The unemployment story is getting better recently — for all age groups. That’s to say, the unemployment rates are lower across the board. But they aren’t better equally for everyone. Rates are highest for the 16 to 24 age group, which were up to 20 percent nationally at the height of the recession and remain near 9 percent.
And with this age group, things are way more complex. Persons 16 to 24 obviously are often in school (either high school or college), as well as either working (employed) or looking for work (unemployed). But if someone falls in none of those categories, they are isolated, a little “lost” in fact — economically and perhaps even sociologically speaking.
The broad term typically applied to this subgroup is “disconnected youth” (DY). These young people are part of the leading edge of our future workforce, so for them providing opportunities is particularly critical. Some examples of great data documenting the DY issue follows:
- Population Reference Bureau study on the trends in the DY group 1970-2017
- Baseline Data on DY from Measure for America
For a deeper and very recent look at subgroups within that 16-24 DY grouping, check out what Brookings Institute has to offer here , or click on the image below.
So the problem is real and the stakes are high!
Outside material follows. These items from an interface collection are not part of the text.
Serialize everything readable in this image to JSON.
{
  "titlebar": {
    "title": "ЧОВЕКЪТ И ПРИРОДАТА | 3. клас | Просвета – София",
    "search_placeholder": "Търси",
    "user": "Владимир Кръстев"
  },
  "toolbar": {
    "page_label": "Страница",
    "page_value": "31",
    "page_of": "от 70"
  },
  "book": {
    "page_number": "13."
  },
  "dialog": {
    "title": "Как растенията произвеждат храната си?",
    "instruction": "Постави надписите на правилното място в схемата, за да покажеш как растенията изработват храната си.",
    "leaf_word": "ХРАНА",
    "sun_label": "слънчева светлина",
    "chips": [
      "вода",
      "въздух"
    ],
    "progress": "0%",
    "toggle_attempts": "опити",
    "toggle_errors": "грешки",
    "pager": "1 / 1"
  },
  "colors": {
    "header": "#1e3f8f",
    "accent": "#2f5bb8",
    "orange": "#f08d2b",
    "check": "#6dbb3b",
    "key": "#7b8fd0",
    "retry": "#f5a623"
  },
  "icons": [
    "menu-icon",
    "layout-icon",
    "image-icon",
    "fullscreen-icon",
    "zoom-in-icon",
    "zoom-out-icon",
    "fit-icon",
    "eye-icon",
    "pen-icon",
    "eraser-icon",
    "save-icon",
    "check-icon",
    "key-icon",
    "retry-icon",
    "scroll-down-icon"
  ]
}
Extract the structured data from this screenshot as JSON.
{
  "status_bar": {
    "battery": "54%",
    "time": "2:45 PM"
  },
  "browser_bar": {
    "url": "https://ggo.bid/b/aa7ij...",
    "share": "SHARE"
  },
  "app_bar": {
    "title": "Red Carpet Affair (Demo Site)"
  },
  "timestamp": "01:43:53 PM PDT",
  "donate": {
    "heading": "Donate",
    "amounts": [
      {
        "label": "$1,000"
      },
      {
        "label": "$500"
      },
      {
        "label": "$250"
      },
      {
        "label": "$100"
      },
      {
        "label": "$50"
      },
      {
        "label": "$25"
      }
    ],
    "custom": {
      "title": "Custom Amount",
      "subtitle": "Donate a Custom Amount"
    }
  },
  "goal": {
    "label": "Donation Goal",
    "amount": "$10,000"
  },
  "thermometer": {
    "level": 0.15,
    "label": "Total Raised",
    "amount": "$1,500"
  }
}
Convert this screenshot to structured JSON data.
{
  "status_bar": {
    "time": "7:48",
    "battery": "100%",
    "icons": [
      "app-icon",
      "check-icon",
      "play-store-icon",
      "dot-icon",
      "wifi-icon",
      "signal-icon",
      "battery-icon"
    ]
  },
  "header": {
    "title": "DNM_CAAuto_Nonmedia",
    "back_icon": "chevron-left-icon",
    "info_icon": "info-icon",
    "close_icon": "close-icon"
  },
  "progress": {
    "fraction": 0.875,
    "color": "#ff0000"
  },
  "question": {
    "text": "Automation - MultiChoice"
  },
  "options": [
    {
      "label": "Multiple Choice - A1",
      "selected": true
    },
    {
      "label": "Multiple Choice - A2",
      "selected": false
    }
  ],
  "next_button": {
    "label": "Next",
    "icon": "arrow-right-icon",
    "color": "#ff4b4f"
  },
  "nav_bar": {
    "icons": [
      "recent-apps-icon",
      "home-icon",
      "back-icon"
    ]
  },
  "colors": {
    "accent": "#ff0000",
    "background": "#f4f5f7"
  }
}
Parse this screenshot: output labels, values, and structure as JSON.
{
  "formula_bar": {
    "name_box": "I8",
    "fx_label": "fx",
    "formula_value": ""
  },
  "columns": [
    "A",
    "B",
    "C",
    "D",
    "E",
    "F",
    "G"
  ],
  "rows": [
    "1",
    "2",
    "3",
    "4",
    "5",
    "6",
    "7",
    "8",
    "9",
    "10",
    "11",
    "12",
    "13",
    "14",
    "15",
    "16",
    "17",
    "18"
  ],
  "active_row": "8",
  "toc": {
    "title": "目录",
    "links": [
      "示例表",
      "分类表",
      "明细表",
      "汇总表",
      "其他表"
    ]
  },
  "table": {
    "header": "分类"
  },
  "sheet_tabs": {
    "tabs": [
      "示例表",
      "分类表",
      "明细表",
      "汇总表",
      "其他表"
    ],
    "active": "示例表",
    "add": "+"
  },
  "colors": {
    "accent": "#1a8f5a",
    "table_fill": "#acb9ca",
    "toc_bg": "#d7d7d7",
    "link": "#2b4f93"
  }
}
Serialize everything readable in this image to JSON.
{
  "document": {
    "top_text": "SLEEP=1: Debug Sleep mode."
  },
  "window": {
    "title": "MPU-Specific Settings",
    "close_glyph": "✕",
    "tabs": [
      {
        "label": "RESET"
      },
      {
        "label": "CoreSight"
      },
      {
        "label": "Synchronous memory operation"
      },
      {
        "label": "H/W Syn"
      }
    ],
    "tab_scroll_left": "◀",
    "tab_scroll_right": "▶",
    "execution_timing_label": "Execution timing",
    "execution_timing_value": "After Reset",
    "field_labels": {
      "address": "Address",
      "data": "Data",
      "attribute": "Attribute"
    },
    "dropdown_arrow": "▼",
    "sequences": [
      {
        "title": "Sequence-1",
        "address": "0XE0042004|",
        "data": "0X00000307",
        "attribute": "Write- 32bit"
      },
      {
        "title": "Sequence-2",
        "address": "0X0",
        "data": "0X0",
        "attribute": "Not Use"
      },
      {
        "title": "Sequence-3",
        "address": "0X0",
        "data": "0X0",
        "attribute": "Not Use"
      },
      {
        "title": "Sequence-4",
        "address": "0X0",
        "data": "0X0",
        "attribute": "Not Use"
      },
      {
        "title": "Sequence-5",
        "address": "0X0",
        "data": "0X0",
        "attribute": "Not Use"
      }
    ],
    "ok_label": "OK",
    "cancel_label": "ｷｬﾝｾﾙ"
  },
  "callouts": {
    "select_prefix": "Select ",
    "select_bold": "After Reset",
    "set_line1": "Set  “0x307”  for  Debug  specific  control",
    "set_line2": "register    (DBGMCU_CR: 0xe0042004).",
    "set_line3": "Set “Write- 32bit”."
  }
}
Fortunately, a lot of great initiatives are out there statewide and locally to address it.
Check out just a few of them below: